Mortgage research needed by homeowners

18:31, Dec 10 2013

Restrictions to lending criteria mean new homeowners are having to do a lot more research, leading to more work for Timaru mortgage brokers.

Broker Gary Dobbs said he had been busier since restrictions came into force. "Loans with less than 20 per cent deposit are harder to be approved, so people tend to seek help and advice."

Banks can give loans to just 10 per cent of their new mortgage customers who do not have a 20 per cent deposit.

Mr Dobbs said banks were advertising to attract quality applicants who might not have 20 per cent, and offering incentives to those who did.

Fellow Timaru mortgage broker Malcolm McDonald has noticed the amount of lending has reduced.

"The number of inquiries is about the same, the quality of lending is better, though the amount of lending approved has reduced a little with the need to plan and prepare people to be in a stronger position.


"With Christmas approaching it's busy due to the need to be 'sorted' as clients prepare for the New Year."

Westpac is the first bank to offer different lending rates to those who do and those who do not have 20 per cent of the deposit.

Borrowers with less than 20 per cent deposit will pay 6.55 per cent interest for a fixed rate two-year mortgage, compared with the 5.59 per cent offered to those with deposits of 20 per cent or more.

Although Westpac is the first to split lending rates, Mr McDonald said all banks have the same options. "They can provide clients with other options, but they all operate governed by the Reserve Bank Act."

Harcourts sales manager Stewart Burgess said he hadn't noticed a great deal of change since October 1. "It really doesn't seem to have affected us too much at all, and it doesn't seem to have made an impact on sale price either."

The Reserve Bank announced yesterday new home builders will be exempt from lending restrictions.

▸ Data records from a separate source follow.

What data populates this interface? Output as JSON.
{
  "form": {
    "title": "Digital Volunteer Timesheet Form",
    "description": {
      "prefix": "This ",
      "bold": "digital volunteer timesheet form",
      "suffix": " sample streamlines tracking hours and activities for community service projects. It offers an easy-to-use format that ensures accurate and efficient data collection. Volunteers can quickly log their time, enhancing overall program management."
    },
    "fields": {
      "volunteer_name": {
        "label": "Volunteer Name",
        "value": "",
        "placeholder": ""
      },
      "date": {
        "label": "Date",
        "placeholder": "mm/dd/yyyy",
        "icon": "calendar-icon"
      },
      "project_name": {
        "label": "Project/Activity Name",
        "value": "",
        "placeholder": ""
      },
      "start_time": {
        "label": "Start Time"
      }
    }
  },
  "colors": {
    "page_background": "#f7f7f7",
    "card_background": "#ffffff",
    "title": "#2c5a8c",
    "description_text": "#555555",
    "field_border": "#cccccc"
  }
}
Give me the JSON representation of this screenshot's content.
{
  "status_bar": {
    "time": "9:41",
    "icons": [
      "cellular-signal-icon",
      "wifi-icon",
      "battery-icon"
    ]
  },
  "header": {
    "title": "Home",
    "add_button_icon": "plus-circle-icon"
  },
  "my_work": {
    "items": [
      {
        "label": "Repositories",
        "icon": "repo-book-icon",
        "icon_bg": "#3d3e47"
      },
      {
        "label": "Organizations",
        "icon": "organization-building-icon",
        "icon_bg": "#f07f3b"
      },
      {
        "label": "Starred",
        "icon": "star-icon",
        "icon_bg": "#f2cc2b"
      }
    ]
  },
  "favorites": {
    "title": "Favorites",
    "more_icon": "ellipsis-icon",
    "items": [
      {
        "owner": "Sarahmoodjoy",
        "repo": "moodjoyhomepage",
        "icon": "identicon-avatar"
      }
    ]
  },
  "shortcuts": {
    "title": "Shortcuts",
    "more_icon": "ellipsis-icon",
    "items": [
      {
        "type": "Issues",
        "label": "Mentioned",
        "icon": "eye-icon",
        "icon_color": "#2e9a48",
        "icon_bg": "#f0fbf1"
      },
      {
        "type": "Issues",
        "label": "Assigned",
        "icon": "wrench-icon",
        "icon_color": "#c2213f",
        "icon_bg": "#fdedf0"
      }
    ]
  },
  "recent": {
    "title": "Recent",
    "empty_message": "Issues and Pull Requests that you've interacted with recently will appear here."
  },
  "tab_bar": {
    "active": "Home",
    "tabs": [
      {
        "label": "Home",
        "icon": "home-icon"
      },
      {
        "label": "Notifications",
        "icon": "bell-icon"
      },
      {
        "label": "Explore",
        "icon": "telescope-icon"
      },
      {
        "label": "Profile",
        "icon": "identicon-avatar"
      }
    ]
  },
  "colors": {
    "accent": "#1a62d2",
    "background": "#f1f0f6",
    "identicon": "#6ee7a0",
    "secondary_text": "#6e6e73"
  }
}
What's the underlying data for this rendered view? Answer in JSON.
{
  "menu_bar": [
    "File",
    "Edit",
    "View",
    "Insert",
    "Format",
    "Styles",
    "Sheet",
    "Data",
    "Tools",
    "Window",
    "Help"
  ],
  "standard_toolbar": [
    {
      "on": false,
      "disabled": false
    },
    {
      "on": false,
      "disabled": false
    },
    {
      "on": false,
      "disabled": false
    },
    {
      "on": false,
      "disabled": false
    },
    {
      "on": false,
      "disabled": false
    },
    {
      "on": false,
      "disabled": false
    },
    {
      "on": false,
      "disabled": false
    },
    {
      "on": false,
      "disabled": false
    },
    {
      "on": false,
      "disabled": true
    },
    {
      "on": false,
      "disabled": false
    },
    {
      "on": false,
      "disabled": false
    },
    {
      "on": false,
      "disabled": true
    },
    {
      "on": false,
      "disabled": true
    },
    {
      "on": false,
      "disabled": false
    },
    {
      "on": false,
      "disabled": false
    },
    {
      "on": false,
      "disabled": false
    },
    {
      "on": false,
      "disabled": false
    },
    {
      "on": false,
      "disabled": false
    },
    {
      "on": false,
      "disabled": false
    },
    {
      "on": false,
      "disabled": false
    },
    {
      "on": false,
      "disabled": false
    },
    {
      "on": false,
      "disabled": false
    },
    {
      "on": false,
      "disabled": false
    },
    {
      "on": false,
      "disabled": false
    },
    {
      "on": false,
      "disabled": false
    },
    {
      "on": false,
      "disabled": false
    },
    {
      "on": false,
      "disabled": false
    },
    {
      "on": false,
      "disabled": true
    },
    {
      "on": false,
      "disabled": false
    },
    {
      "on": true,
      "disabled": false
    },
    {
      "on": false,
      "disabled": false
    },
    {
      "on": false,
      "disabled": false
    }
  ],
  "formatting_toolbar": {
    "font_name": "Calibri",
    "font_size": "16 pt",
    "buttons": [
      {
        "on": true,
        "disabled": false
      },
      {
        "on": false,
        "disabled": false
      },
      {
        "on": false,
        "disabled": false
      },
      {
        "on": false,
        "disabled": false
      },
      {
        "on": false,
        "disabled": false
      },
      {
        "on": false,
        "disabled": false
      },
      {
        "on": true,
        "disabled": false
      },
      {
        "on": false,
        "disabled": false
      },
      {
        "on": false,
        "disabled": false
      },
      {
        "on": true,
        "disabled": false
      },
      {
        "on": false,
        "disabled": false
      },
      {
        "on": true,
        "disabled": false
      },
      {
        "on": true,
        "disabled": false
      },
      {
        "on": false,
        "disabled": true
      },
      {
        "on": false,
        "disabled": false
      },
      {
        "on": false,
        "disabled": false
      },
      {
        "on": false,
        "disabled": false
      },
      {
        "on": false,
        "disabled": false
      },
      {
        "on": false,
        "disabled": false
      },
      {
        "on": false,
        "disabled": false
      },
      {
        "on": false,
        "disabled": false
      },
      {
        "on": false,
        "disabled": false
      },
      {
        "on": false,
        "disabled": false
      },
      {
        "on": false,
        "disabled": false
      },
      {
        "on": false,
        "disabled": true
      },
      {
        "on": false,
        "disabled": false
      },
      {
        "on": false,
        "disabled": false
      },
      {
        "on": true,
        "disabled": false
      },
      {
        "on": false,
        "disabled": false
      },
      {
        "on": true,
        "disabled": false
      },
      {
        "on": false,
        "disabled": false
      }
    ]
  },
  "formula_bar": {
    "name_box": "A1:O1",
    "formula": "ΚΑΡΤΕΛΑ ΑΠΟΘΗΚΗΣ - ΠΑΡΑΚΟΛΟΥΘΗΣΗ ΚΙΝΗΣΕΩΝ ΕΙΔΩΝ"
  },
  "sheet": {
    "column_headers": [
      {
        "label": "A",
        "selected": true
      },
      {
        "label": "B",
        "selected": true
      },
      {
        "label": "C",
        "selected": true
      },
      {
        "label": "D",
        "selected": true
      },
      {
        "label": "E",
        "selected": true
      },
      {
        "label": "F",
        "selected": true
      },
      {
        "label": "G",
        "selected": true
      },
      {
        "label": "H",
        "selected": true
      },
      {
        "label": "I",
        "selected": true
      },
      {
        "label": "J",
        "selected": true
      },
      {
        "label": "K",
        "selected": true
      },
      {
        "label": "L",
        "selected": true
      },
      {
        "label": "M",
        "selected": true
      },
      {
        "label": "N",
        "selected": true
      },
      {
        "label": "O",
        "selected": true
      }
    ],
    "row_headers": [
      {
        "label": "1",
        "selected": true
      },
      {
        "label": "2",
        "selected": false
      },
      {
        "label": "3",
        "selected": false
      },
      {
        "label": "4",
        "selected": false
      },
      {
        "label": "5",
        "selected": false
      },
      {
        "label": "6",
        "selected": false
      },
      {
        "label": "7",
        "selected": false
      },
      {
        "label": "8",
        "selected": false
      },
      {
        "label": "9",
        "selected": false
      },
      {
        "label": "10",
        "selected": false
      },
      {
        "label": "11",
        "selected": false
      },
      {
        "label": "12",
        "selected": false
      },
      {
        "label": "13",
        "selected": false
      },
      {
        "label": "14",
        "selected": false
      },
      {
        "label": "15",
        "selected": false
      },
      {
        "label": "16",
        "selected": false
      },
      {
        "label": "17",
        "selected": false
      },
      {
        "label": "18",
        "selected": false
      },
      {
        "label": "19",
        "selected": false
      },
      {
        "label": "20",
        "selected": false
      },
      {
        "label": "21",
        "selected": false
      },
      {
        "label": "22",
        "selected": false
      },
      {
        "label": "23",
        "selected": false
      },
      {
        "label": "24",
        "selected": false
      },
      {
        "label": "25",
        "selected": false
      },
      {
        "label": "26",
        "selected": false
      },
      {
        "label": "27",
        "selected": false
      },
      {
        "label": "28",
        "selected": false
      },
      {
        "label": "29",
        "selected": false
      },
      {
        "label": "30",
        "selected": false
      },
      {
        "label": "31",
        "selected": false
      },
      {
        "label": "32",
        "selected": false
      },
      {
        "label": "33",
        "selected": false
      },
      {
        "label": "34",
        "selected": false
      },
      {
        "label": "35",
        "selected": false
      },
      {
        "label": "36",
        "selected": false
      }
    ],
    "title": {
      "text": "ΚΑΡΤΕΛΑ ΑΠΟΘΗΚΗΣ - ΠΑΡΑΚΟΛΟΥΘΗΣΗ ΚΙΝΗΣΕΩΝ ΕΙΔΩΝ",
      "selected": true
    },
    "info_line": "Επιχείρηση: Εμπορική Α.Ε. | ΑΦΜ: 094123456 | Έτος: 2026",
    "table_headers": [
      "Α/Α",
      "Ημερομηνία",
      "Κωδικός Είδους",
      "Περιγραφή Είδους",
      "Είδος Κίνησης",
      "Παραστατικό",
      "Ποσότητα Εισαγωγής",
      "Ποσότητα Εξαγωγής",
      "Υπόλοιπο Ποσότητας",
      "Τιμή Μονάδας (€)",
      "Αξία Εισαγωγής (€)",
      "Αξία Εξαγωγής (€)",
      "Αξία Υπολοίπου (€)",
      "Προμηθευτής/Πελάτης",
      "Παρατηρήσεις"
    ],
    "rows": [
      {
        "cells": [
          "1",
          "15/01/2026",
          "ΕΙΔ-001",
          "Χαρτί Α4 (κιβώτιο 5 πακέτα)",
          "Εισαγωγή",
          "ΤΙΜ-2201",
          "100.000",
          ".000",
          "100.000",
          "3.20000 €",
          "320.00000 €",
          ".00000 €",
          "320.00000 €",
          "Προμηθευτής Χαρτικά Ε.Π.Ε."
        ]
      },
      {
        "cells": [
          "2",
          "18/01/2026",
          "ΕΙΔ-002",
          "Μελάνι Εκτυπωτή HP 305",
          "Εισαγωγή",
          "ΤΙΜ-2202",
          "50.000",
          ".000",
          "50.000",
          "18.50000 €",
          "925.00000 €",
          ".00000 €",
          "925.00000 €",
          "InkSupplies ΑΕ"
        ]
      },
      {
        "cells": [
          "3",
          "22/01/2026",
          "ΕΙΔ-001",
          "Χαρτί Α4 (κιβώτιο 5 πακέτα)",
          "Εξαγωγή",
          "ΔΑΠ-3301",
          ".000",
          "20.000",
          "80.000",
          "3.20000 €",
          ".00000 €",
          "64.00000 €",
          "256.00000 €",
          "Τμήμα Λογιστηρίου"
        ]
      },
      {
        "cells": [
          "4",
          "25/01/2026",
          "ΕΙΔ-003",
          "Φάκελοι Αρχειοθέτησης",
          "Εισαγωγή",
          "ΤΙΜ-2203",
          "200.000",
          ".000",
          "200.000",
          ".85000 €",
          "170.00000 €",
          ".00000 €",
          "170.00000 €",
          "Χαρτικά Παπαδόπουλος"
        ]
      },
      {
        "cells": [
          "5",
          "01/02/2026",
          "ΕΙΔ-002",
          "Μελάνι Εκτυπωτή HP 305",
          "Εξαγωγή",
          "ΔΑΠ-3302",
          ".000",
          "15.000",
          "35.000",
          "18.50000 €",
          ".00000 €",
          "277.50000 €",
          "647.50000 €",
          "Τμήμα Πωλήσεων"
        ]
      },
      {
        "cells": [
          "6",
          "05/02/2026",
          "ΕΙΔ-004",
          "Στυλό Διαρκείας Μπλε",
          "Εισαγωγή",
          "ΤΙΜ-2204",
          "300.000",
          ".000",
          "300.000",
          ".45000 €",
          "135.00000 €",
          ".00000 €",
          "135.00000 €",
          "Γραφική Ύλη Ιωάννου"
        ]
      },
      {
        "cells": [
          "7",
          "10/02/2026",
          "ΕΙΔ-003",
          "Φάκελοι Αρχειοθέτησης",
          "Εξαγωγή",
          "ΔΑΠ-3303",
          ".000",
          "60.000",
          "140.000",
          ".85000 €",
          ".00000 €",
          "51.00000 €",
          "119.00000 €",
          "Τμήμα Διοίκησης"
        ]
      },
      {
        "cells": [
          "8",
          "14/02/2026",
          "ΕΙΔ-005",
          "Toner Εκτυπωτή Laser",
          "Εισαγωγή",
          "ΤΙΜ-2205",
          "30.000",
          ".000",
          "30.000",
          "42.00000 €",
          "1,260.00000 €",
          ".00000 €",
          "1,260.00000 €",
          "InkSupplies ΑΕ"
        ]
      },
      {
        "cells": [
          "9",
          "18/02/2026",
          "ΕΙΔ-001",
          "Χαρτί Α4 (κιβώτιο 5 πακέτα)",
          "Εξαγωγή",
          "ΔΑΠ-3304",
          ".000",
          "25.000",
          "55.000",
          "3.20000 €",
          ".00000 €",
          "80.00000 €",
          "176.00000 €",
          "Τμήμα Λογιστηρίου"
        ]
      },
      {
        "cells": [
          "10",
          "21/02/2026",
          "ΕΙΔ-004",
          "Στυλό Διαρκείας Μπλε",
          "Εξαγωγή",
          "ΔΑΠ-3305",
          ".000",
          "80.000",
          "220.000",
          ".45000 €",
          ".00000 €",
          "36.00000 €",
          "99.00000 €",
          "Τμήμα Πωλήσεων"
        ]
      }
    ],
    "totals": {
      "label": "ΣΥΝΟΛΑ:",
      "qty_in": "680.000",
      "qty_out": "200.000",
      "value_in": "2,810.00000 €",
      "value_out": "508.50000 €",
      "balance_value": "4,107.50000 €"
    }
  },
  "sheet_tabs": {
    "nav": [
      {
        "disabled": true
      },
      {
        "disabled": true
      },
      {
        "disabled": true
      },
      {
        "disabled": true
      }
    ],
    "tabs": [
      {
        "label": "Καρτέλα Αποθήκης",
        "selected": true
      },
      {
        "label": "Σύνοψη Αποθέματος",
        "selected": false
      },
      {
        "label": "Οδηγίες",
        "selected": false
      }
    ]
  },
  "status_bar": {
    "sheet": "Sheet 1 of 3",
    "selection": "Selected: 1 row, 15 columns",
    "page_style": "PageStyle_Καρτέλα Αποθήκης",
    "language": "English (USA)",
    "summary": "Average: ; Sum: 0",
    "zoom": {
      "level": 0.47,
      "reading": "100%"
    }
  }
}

It comes after the building industry raised concerns the restrictions would reduce the number of new houses being built, affecting government efforts to increase the supply of new homes to help curb house price inflation.

Mr McDonald said he didn't expect the announcement to make much difference to new home builders in South Canterbury.

"My understanding is that this is a major concern in the Auckland locale and Christchurch, but is not greatly evidenced as a concern here."

Generally, most new home owners had at least 20 per cent as a deposit, he said.

The Timaru Herald